“Before menopause, we have very pliant, stretchy blood vessels,” Dr. Harvey says. “In that second half of life they start to get very stiff, and that’s reflected in this change in pattern.”
Despite the low diastolic reading, ISH is still a health concern.
“You can’t be complacent because your diastolic reading is in the normal range,” Dr. Harvey cautions. “When it’s coupled with that high systolic reading, that’s actually reflecting stiff blood vessels, and we know that is associated with increased adverse outcomes from the hypertension.”
Older women with ISH may also experience variations in their blood pressure. It may rise if they are under stress or doing certain activities, then drop down again, then increase again.
“That isolated systolic hypertension pattern is more difficult to control, and is associated with all the risks that high blood pressure is associated with,” Dr. Harvey says. “We treat high blood pressure because it leads to increased risk of cardiovascular disease such as heart attacks and strokes, heart failure, heart rhythm disturbances, kidney failure and possibly dementia.”
Superimposed on those lifetime patterns of blood pressure are factors related to reproductive changes.
“Pregnancy can be associated in some women with pregnancy-induced hypertension,” Dr. Harvey says. “The contraceptive pill, which is used by very large numbers of women, can cause increased blood pressure in a small number of individuals.”
That increase in blood pressure can happen at any time a woman is taking birth control pills. That’s why Dr. Harvey recommends that all women taking the pill have their blood pressure checked annually.
Hormone replacement therapy used by perimenopausal and menopausal women does not appear to have the same effects on blood pressure as the contraceptive pill.
Sex and gender must also be taken into account when prescribing medication for hypertension.
“Because we are treating women at different stages in their lifespan we have to be very aware of the best treatments for them,” Dr. Harvey says.
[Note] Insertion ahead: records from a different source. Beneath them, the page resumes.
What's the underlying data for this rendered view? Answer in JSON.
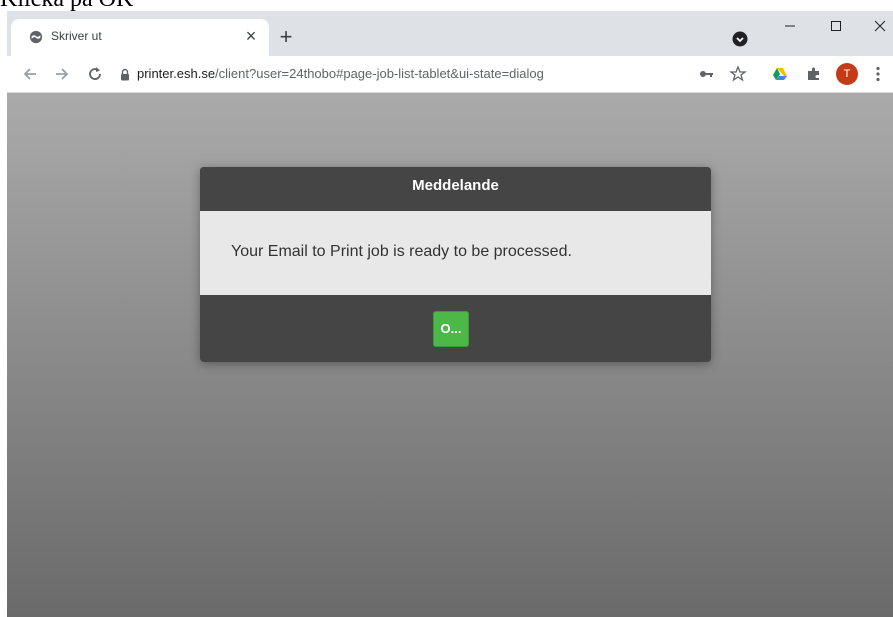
{
  "caption": "Klicka på OK",
  "browser": {
    "tab": {
      "title": "Skriver ut",
      "close_glyph": "×",
      "favicon": "globe-icon"
    },
    "new_tab_glyph": "+",
    "window_controls": {
      "minimize": "–",
      "maximize": "☐",
      "close": "✕"
    },
    "address": {
      "host": "printer.esh.se",
      "path": "/client?user=24thobo#page-job-list-tablet&ui-state=dialog"
    },
    "avatar_letter": "T"
  },
  "dialog": {
    "title": "Meddelande",
    "message": "Your Email to Print job is ready to be processed.",
    "ok_label": "O..."
  },
  "colors": {
    "dialog_bg": "#454545",
    "dialog_body": "#e8e8e8",
    "ok_button": "#4cb848",
    "avatar": "#c53b16"
  }
}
For example, great care must be taken when choosing medications for women of reproductive age who are likely to become pregnant, or women who are breastfeeding. After menopause, the ISH pattern of hypertension that is common in women responds better to certain classes of medication than others.
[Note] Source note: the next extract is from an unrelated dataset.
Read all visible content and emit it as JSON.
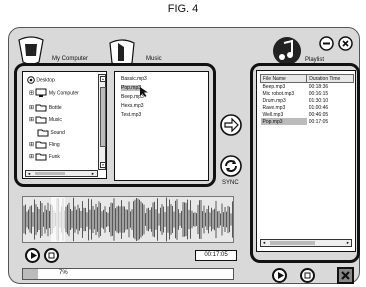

Dr. Harvey stresses that some of the most effective interventions for hypertension at any age are not pharmaceutical.
“I’m very invested in lifestyle interventions,” she says. “I spend a lot of time talking to my patients about what they can do for themselves before we even start thinking about medication. Top of the list is exercise.”
Exercise can be as effective as drug therapy. For example, the ISH pattern of high blood pressure so often seen in postmenopausal women can be reduced with exercise.
“Exercise helps keep the blood vessels stretchy and pliant, so you don’t have that progression to very stiff blood vessels associated with ISH,” Dr. Harvey explains.
What you put in your body matters, too. The DASH (Dietary Approach to Stop Hypertension) diet – which stresses fresh fruit and vegetables, whole grains, fish, low fat intake and low salt – is recommended for people with hypertension. Alcohol recommendations follow the Canadian guidelines for low-risk drinking: no more than two drinks per day for women, and no more than 10 drinks per week in total.
The risks of smoking – including premature cardiovascular disease and death – cannot be overstated.
Other lifestyle factors associated with hypertension include obesity, life stress, and poor quality sleep. Addressing all of these factors can have a powerful effect on blood pressure, and on overall heart health.
“I have a huge amount of respect for lifestyle interventions and what people can do for themselves for their own health,” Dr. Harvey says.
This information is provided by Women’s College Hospital and is not intended to replace the medical advice of your doctor or health care provider. Please consult your health care provider for advice about a specific medical condition. This document was last reviewed on: Jun. 29, 2016